The little unsung heroes. They’re tough, durable, and can stand up to extreme environments. They have to, otherwise, who will? What will keep together all we hold dear?
Those reasons are why aviation and aerospace fasteners are made to rigid, uncompromising standards. That’s also why they undergo an inspection process on a level akin to a surgeon about to perform an operation before becoming available on the market. Otherwise you risk losing expensive equipment, machinery, or even lives for that matter.
These fasteners undergo strict regulations for several reasons, but before we get into those, let’s take a look at some of the more common hardware types and what makes them aviation/aerospace-grade. Screws, nuts, bolts, pins, and collars (and a ton of specialty types) are the most common fasteners that can be found in any mechanic’s toolbox; the difference between these and those found at Home Depot is quality. They need to handle the rigors of high-stress, pressures, and temperature extremes without risk of failure.
This fastener “family” is from a leading aviation fastener manufacturer known as PCC Fasteners.
Most often these fasteners will be constructed using several different materials, each with their benefits and applications. For example, aluminum is a great lightweight material for the aerospace industry with blind rivets widely used in fuselage skins. However, to stand up to the stress and flex that skin undergoes, they need to be cold-head-formed rather than machined.
Stainless and alloy steels are commonly found in aerospace-grade bolts, as they can hold up to significant stress and heat depending on the type. Series 300 Corrosion Resistant Stainless Steel, for example, is great for humid environments, but can’t handle high temperatures as alloy-based steels. On the other hand, alloys tend to degrade faster than stainless.

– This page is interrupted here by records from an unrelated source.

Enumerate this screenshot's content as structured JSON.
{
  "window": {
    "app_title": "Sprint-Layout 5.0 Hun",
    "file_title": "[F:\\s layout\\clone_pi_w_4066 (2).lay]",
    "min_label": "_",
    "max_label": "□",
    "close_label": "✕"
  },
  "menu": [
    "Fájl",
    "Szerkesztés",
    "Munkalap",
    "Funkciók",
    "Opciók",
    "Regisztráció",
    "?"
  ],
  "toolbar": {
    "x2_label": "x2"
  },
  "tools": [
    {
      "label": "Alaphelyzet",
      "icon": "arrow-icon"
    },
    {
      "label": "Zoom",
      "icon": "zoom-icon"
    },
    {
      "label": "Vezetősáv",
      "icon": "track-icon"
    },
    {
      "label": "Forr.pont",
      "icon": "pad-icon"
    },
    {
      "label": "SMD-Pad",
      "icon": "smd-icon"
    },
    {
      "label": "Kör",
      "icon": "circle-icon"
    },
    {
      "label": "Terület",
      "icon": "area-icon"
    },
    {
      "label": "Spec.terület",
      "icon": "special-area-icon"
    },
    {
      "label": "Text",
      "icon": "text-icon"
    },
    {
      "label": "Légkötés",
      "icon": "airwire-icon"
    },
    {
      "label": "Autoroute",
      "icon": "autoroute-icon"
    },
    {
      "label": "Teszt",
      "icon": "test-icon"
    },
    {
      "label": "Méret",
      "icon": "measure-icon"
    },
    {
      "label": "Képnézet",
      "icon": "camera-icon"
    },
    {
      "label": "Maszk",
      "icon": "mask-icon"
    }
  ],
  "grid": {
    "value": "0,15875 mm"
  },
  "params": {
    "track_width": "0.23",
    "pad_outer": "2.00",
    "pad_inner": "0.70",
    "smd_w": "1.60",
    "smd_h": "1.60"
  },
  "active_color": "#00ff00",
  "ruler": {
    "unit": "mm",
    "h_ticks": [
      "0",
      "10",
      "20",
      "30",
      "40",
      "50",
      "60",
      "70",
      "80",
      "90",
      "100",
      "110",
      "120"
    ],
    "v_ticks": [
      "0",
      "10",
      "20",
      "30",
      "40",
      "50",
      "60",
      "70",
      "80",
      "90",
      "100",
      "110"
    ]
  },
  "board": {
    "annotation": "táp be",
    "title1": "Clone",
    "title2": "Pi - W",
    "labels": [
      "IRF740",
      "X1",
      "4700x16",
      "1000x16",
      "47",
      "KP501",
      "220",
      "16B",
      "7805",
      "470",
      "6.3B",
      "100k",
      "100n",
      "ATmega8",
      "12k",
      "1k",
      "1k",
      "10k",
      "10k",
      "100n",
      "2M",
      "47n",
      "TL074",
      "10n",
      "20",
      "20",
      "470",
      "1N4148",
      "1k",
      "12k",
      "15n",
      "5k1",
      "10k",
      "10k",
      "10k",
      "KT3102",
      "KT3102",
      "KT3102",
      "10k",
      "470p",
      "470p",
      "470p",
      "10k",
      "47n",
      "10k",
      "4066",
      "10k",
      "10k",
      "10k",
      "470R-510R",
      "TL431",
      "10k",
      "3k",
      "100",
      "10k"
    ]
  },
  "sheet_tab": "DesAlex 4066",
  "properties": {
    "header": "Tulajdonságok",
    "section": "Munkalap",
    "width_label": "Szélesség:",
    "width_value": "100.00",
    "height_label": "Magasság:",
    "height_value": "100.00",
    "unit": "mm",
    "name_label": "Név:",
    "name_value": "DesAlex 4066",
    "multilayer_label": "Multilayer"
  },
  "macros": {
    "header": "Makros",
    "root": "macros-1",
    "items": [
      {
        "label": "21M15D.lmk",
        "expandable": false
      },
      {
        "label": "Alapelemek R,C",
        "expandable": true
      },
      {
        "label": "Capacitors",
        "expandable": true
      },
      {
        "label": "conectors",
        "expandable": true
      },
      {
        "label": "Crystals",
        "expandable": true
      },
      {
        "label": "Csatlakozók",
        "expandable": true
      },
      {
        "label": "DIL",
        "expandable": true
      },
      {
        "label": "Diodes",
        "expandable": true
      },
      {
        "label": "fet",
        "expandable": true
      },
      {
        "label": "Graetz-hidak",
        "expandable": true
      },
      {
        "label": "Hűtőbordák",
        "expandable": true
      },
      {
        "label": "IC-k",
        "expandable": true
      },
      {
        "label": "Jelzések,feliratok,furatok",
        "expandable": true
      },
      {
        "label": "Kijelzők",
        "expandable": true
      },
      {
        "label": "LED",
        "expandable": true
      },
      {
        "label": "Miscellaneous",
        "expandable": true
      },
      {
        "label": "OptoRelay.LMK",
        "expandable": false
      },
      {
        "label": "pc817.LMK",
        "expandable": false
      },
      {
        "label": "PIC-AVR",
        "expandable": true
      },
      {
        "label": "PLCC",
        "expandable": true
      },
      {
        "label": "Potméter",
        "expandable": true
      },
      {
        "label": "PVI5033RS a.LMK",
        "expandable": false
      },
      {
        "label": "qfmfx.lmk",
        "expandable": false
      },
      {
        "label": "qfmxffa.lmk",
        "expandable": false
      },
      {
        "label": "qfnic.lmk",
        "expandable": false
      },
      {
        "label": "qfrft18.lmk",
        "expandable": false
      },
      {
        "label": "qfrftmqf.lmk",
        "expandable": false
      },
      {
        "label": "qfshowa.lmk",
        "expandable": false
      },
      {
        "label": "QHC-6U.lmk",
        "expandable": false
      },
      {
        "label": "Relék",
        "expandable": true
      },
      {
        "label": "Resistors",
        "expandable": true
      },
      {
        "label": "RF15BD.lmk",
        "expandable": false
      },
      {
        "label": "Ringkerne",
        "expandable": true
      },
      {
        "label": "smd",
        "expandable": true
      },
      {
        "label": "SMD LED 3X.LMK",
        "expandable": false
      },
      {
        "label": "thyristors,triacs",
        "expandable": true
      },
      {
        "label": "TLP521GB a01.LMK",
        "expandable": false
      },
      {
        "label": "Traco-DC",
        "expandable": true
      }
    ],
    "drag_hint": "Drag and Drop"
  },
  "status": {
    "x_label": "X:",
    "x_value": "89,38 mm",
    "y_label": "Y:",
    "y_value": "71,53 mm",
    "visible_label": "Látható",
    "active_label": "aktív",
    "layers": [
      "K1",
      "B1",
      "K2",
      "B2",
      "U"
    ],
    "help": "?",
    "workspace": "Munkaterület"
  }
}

Titanium and super-alloys (A286, MP35N, Monel, etc.) can handle most any environment, including space, as it has the strength of steel hardware and is lightweight like aluminum. The SR-71 Blackbird is a prime example of aerospace engineering that used titanium-alloy fasteners extensively throughout its design.
No matter the material or type of fastener, aviation/aerospace manufacturers employ extensive quality-control measures for their fasteners to maintain standards set by the U.S. government, which includes everything from the selection and testing of raw materials to using special imaging systems for making sure their hardware measures up.
Beware of Counterfeits
As I mentioned before, there are reasons for the strict regulation of these fasteners and fittings. Believe it or not, it all boils down to counterfeit hardware, which has been flooding the market since the 70s and has continued into the 21st century. The FAA terms this bogus hardware as “unapproved parts” and began an investigation into the use of faulty fasteners that started with the crash of Norwegian Flight 394 in 1989.
Partnair’s Convair CV-580 (Flight 394) crashed due to three counterfeit bolts and faulty APU mount. (Image credit: Gary Watt- Wikipedia)
After a two-year investigation into the downing of Flight 394, the NARI (Norwegian Aeronautical Research Institute) determined that three counterfeit bolts out of four used to secure the vertical fin to the fuselage gave way under stress. This coupled with a shoddy APU (auxiliary power unit) mount caused vibration (known as resonance), which eventually compromised the bolts’ integrity over a short time, resulting in failure. The accident sent shockwaves around the aviation industry and caught the attention of the Bush (Sr.) administration in 1990, which tasked the Department of Transportation to look into the sale and acquisition of unapproved parts.
A six-year investigation by the DOT resulted in 150 convictions and $47 million in fines from the illegal sale of those counterfeit parts. The ongoing investigations didn’t end there, as the FBI became involved and set up sting operations under Operation Skycrook to catch thieves stealing parts from other commercial craft and selling them “as new” to the aviation industry.
The amount of counterfeiting and illegal hardware acquisition that has gone on in the aviation industry is astounding. From 1973 to 1996 alone, the FAA found that unapproved hardware was responsible for 174 accidents that resulted in 17 fatalities and 39 injuries. What’s more, they also found there is an extensive underground industry that makes old and worn parts look like newly manufactured hardware, complete with forged documentation and signatures.
Selling, acquiring or manufacturing counterfeit aircraft hardware can result in jail time under the Aircraft Safety Act. (Image credit: Publicdomainpictures)
Commercial aviation wasn’t the only industry to find fakes in their inventory. Even the U.S. Air Force and Navy have been plagued by the influx of unapproved hardware, which resulted from the purchase “off-the-shelf” hardware that hadn’t undergone the rigorous quality control from reputable manufacturers. They have even been found on Air Force One, though they were only defective parts on a fire-extinguishing system rather than bogus fasteners.
As a way to combat the influx of counterfeit parts entering the aviation/aerospace industry, several laws have been put in place. For example, the Aircraft Safety Act (introduced in 2000) allows the government to actively target and prosecute any entity involved in the manufacturing, distribution, or sale of any bogus or illegally acquired aircraft hardware. Couple that act with those regulations mentioned earlier, and you can understand why it pays to buy legit.